_Task to carry out_: In the material below, count the lines with the word "link" and state that number only.

_Material provided_:
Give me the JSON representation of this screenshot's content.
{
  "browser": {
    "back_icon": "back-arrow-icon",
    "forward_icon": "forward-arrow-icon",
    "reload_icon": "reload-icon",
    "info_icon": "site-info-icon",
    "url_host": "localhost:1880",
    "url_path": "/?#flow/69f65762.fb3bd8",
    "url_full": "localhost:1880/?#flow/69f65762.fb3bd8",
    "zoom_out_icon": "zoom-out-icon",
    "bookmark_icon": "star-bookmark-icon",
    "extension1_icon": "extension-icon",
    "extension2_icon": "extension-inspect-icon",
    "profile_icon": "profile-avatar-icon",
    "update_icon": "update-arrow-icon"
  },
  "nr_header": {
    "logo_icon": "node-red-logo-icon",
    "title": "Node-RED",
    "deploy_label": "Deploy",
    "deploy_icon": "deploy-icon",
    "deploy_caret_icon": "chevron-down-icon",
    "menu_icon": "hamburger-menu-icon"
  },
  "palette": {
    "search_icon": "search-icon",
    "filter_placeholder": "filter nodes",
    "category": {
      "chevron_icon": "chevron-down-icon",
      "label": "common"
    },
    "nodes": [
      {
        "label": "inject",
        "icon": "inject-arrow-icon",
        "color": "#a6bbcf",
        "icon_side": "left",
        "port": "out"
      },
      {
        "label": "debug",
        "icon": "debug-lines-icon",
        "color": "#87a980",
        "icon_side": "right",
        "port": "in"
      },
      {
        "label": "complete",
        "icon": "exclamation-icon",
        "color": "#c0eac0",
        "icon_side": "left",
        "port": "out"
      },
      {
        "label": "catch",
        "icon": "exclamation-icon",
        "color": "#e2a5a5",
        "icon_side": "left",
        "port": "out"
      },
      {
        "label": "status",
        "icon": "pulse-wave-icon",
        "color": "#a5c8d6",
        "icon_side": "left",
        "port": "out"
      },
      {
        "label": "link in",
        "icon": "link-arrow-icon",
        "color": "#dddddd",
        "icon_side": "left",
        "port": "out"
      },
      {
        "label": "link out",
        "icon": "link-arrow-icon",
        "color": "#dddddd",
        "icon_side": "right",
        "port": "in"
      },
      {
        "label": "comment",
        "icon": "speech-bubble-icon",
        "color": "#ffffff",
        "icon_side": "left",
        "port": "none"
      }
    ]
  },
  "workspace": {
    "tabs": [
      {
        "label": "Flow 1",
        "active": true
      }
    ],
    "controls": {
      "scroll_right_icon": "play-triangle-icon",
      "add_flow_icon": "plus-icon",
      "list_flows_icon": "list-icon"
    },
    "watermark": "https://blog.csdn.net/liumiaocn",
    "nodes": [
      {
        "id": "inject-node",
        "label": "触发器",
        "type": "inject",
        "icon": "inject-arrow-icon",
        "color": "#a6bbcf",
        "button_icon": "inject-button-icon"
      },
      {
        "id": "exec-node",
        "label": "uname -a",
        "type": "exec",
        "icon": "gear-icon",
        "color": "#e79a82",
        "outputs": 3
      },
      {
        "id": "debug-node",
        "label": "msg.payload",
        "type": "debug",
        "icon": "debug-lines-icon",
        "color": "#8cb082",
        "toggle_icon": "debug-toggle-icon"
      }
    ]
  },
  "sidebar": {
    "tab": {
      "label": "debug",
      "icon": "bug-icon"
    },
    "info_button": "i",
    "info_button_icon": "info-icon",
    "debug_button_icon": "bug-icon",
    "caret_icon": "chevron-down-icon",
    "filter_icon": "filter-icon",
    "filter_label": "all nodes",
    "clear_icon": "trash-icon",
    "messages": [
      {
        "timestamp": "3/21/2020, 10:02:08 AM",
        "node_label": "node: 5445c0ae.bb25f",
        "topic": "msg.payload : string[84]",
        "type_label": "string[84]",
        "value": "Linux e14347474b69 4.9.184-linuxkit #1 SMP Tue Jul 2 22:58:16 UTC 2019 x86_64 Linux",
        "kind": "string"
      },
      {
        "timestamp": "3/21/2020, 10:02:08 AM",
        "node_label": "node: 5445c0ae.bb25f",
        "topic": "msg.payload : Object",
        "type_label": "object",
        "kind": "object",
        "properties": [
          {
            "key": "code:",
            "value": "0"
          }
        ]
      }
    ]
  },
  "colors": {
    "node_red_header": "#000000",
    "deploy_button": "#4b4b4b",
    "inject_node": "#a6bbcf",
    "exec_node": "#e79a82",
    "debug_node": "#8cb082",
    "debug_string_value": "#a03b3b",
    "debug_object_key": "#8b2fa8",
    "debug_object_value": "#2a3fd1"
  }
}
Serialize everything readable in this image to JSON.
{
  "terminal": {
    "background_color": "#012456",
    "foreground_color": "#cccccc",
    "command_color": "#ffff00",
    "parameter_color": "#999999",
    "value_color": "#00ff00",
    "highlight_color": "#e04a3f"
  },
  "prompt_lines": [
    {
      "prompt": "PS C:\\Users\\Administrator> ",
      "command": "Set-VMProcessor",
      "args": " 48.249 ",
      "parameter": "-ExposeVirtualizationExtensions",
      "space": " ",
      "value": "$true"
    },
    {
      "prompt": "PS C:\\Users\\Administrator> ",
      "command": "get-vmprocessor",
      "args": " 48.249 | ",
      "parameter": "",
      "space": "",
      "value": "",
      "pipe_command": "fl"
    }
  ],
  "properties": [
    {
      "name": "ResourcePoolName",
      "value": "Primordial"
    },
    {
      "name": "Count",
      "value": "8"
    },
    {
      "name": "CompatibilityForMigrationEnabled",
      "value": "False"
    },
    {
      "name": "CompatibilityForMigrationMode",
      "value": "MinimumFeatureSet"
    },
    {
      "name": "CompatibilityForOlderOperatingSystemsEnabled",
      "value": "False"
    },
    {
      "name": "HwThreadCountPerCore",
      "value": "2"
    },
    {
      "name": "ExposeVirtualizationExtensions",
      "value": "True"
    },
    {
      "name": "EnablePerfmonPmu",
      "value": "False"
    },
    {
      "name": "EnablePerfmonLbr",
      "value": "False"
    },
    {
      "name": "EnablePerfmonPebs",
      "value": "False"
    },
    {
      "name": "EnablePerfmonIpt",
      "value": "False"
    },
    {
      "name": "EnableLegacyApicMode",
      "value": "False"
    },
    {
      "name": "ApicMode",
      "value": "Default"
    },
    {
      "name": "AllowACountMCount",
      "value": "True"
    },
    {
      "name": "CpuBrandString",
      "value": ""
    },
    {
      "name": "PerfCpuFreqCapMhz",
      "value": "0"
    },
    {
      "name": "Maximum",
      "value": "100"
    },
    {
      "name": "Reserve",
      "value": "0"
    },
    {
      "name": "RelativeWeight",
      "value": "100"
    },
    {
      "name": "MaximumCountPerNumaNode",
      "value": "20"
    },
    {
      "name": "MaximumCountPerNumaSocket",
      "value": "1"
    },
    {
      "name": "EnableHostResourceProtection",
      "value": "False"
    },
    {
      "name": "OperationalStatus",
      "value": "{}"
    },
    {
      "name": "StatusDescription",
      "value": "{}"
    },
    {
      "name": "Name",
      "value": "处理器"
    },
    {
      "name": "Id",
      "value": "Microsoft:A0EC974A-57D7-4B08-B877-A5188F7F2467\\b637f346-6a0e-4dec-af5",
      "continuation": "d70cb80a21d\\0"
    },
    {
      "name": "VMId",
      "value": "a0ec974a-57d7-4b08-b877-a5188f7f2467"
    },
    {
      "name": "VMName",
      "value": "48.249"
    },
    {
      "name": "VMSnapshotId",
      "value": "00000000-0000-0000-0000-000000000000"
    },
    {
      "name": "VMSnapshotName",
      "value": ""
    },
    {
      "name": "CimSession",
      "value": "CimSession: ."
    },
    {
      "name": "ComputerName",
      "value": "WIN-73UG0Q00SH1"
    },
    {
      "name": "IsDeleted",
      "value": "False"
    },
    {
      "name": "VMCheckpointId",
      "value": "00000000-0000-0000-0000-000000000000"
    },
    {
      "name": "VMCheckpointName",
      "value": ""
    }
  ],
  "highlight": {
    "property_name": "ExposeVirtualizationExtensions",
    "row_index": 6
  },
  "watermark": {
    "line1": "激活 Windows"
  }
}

_Written response_: 4